The almond tree is itself truth, reality, your own self. Of all the people who have passed by your yard, how many have really seen the almond tree? The heart of an artist may be more sensitive; hopefully he or she will be able to see the tree in a deeper way than many others. Because of a more open heart, a certain communion already exists between the artist and the tree. What counts is your own heart. If your heart is not clouded by false views, you will be able to enter into a natural communion with the tree. The almond tree will be ready to reveal itself to you in complete wholeness. To see the almond tree is to see the way.

The practice of a healer, therapist, teacher, or any helping professional should be directed toward his or herself first, because if the helper is unhappy, he or she cannot help many people.

There are always some people who are ready to embrace a doctrine, a notion, a dogma, and they miss the real teaching.

To think in terms of either pessimism or optimism oversimplifies the truth. The problem is to see reality as it is. A pessimistic attitude can never create the calm and serene smile which blossoms on the lips of Bodhisattvas and all those who obtain the way.

We have the Statue of Liberty on the East Coast. But in the name of freedom, people have done a lot of damage. I think we have to build a Statue of Responsibility on the West Coast in order to counterbalance. Because liberty without responsibility is not true liberty. We are not free to destroy.

When we cannot communicate, we get sick, and as our sickness increases, we suffer and spill our suffering on other people.

You are like a candle. Imagine you are sending light out all around you. All your words, thoughts and actions are going in many directions. If you say something kind, your kind words go in many directions, and you yourself go with them. We are ...transforming and continuing in a different form at every moment.

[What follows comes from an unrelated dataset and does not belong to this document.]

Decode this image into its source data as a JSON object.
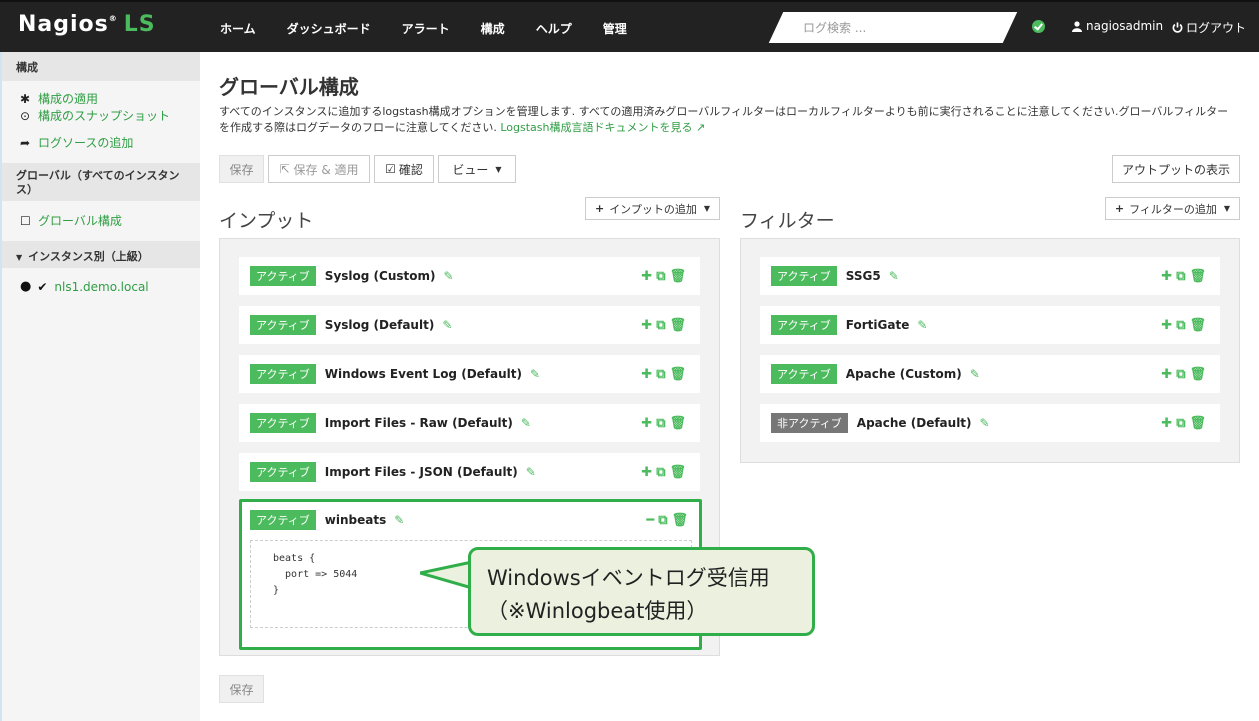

Your true home is in the here and the now. It is not limited by time, space, nationality, or race. Your true home is not an abstract idea. It is something you can touch and live in every moment. With mindfulness and concentration, the energies of the Buddha, you can find your true home in the full relaxation of your mind and body in the present moment. No one can take it away from you. Other people can occupy your country, they can even put you in prison, but they cannot take away your true home and your freedom.

Every path, every street in the world is your walking meditation path.

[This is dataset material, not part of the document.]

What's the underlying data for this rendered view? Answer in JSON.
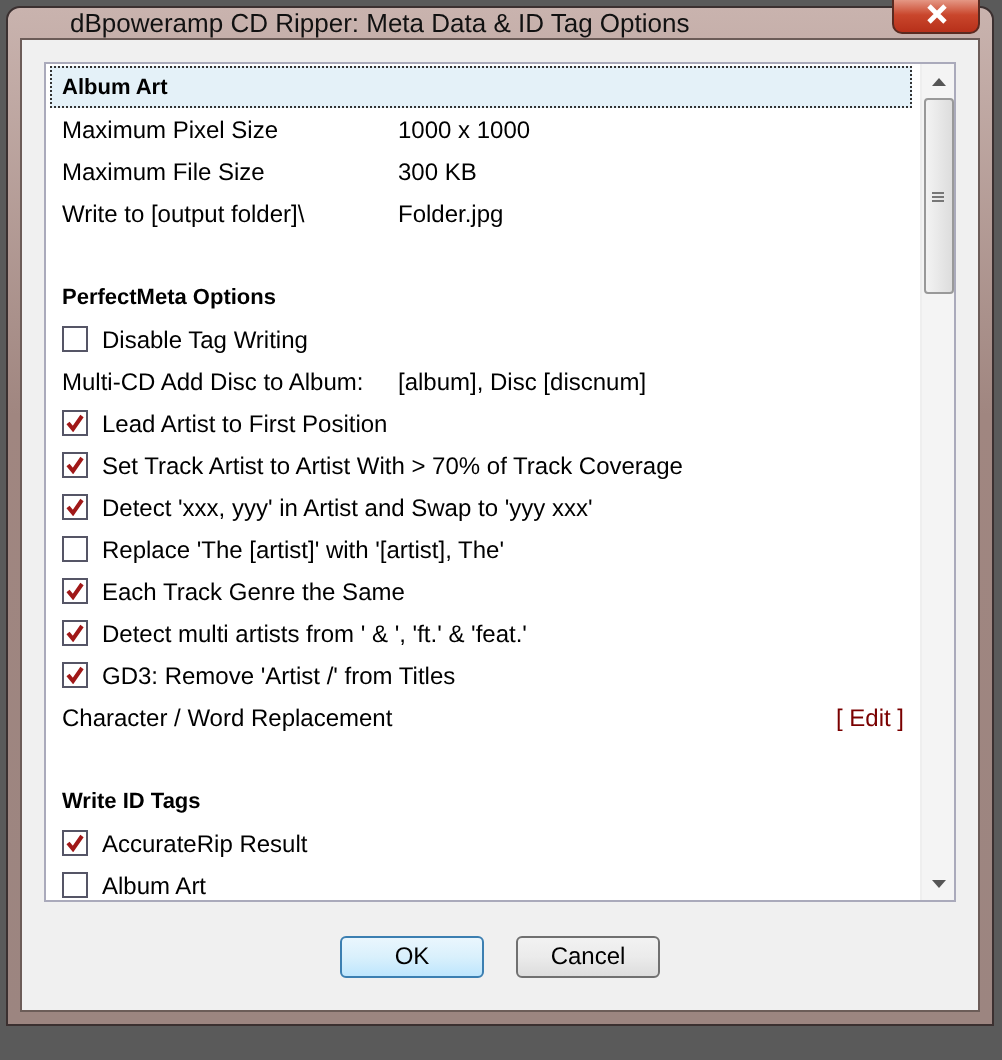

I always encourage them to practice in a way that will help them go back to their own tradition and get re-rooted. If they succeed at becoming reintegrated, they will be an important instrument in transforming and renewing their tradition. When we respect our blood ancestors and our spiritual ancestors, we feel rooted. If we find ways to cherish and develop our spiritual heritage, we will avoid the kind of alienation that is destroying society, and we will become whole again. ... Learning to touch deeply the jewels of our own tradition will allow us to understand and appreciate the values of other traditions, and this will benefit everyone.

If we are not empty, we become a block of matter. We cannot breathe, we cannot think. To be empty means to be alive, to breathe in and to breathe out. We cannot be alive if we are not empty. Emptiness is impermanence, it is change. We should not complain about impermanence, because without impermanence, nothing is possible.

If you touch one thing with deep awareness, you touch everything.

It is said that God has created man in his own image. But it may be that humankind has created God in the image of humankind.

Many people are alive but don't touch the miracle of being alive.

Author Picture
First Name
Thich Nhất
Last Name
Hanh
Birth Date
1926
Bio

Vietnamese Peace Activist, Zen Buddhist Monk, Teacher, Community Leader, Author, Chair of Vietnamese Buddhist Peace Delegation to the Paris Peace Talks, Nominated for Nobel Peace Prize, Author of more than 100 books